• **TASK REQUIREMENTS**
Throughout the records below, find the lines with the string "CodyCatVT" and give how many there are, nothing else.

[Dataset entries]
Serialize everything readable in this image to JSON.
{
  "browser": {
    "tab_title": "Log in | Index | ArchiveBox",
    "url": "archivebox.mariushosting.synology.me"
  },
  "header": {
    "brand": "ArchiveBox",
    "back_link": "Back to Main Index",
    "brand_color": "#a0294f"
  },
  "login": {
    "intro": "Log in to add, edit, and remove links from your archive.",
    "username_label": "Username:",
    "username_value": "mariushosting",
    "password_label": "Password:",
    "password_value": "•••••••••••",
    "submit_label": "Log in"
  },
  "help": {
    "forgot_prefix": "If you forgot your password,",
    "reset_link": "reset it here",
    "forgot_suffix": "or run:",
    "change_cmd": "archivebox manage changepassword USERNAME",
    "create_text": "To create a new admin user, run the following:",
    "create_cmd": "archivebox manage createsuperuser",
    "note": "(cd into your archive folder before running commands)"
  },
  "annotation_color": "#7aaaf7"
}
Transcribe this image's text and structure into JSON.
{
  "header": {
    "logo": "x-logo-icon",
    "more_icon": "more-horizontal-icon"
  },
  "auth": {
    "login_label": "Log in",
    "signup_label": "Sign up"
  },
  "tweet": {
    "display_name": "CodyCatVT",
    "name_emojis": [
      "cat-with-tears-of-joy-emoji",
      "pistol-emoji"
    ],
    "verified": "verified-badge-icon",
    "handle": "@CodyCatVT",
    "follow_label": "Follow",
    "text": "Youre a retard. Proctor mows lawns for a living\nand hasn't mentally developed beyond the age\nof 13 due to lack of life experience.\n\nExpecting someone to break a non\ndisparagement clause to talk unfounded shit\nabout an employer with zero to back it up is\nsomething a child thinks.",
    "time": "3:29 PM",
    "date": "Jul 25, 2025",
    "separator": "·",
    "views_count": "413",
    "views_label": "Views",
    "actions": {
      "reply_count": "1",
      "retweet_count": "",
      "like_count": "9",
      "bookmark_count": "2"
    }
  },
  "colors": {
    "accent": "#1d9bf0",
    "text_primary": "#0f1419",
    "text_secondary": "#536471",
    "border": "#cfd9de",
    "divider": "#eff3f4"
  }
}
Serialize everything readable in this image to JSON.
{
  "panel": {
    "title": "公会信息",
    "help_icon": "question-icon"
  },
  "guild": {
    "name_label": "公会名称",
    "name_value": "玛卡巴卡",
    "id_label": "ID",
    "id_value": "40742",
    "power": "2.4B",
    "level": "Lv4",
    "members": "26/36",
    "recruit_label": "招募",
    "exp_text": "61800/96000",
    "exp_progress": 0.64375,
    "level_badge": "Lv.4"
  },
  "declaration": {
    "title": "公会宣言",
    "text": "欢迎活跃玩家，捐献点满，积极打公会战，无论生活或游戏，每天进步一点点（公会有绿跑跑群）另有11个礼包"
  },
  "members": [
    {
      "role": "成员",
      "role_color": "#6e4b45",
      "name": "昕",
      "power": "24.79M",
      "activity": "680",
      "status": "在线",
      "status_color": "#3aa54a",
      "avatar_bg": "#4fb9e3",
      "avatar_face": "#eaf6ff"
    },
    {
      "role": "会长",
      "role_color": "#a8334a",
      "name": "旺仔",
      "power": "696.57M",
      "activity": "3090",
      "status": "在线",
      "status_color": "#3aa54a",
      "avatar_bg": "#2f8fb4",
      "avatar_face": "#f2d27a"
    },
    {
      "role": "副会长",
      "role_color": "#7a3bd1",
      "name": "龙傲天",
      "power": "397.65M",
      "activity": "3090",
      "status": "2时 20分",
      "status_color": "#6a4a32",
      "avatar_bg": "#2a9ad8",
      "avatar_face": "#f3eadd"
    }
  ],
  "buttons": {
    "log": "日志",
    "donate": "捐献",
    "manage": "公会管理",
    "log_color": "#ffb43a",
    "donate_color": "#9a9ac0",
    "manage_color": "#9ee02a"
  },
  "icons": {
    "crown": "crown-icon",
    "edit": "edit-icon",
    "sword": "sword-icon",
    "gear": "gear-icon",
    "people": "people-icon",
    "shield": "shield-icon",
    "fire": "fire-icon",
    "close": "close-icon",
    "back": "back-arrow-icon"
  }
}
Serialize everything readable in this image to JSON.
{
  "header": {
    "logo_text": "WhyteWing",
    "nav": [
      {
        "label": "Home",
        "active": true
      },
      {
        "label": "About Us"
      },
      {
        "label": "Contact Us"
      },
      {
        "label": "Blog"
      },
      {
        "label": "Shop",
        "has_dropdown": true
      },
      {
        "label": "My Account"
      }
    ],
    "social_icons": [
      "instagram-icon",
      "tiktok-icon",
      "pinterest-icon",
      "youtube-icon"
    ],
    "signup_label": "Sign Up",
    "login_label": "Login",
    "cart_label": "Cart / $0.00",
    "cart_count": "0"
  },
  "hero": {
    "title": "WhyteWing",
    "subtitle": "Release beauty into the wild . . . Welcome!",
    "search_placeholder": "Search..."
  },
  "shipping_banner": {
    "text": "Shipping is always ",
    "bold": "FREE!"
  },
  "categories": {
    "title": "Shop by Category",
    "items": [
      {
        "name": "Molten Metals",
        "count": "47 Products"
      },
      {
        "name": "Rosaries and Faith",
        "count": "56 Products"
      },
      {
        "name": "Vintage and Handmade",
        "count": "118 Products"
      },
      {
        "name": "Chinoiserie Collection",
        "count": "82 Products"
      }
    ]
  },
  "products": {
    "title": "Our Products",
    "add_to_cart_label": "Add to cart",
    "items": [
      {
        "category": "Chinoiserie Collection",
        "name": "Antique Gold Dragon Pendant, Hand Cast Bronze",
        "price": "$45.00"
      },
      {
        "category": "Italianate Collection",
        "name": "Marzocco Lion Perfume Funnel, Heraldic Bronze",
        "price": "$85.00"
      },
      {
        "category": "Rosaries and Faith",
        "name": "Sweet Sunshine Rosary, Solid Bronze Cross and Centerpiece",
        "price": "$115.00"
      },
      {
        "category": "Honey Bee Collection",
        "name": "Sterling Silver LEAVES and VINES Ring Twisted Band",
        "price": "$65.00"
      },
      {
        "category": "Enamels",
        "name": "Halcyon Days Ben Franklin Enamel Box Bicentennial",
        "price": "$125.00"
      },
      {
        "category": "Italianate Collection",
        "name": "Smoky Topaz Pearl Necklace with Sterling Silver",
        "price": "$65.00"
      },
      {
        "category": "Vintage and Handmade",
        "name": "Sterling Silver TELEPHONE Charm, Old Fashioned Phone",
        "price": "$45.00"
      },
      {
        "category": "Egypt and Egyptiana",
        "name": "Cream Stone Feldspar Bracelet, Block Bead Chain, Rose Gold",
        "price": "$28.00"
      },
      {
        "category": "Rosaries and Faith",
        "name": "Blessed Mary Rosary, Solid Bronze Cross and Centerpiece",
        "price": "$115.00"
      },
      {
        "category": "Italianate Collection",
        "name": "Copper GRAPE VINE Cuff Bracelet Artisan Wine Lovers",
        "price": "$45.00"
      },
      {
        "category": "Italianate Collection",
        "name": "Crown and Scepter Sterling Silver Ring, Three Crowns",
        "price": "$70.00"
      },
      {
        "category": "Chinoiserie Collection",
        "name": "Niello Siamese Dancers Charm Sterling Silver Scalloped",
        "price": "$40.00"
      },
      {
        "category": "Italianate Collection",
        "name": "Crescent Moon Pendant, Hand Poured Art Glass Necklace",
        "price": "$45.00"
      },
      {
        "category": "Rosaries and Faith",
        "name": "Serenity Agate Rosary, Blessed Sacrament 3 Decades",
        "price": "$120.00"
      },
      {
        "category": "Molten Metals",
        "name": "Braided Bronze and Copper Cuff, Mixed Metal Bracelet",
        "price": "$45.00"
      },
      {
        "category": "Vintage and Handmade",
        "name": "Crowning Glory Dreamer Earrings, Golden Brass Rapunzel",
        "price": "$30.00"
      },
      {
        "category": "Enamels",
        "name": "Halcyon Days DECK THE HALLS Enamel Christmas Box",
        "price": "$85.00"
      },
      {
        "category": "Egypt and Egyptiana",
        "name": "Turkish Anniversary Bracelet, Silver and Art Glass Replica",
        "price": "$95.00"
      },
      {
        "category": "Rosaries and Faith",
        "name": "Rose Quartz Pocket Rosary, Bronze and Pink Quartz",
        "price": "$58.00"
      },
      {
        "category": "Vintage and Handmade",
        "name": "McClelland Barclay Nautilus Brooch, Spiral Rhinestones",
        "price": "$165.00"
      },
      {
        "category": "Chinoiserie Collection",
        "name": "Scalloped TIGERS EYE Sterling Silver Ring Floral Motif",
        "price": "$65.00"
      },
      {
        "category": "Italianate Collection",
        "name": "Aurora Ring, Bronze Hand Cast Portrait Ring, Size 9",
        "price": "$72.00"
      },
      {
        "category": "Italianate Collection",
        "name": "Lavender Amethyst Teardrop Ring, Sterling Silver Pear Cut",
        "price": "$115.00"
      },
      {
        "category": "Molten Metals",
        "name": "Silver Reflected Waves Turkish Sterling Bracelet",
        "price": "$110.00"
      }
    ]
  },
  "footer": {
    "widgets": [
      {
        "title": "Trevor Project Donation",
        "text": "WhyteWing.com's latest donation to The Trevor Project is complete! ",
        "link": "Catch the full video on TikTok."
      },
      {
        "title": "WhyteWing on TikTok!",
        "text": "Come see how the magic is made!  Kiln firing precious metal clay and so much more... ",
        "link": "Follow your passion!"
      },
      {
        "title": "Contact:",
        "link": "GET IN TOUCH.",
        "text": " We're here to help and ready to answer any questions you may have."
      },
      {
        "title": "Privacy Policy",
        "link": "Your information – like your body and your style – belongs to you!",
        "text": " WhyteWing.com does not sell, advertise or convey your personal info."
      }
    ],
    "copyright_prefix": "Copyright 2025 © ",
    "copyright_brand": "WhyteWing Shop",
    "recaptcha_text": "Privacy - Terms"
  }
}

• **ANSWER TO THE PROBLEM**
2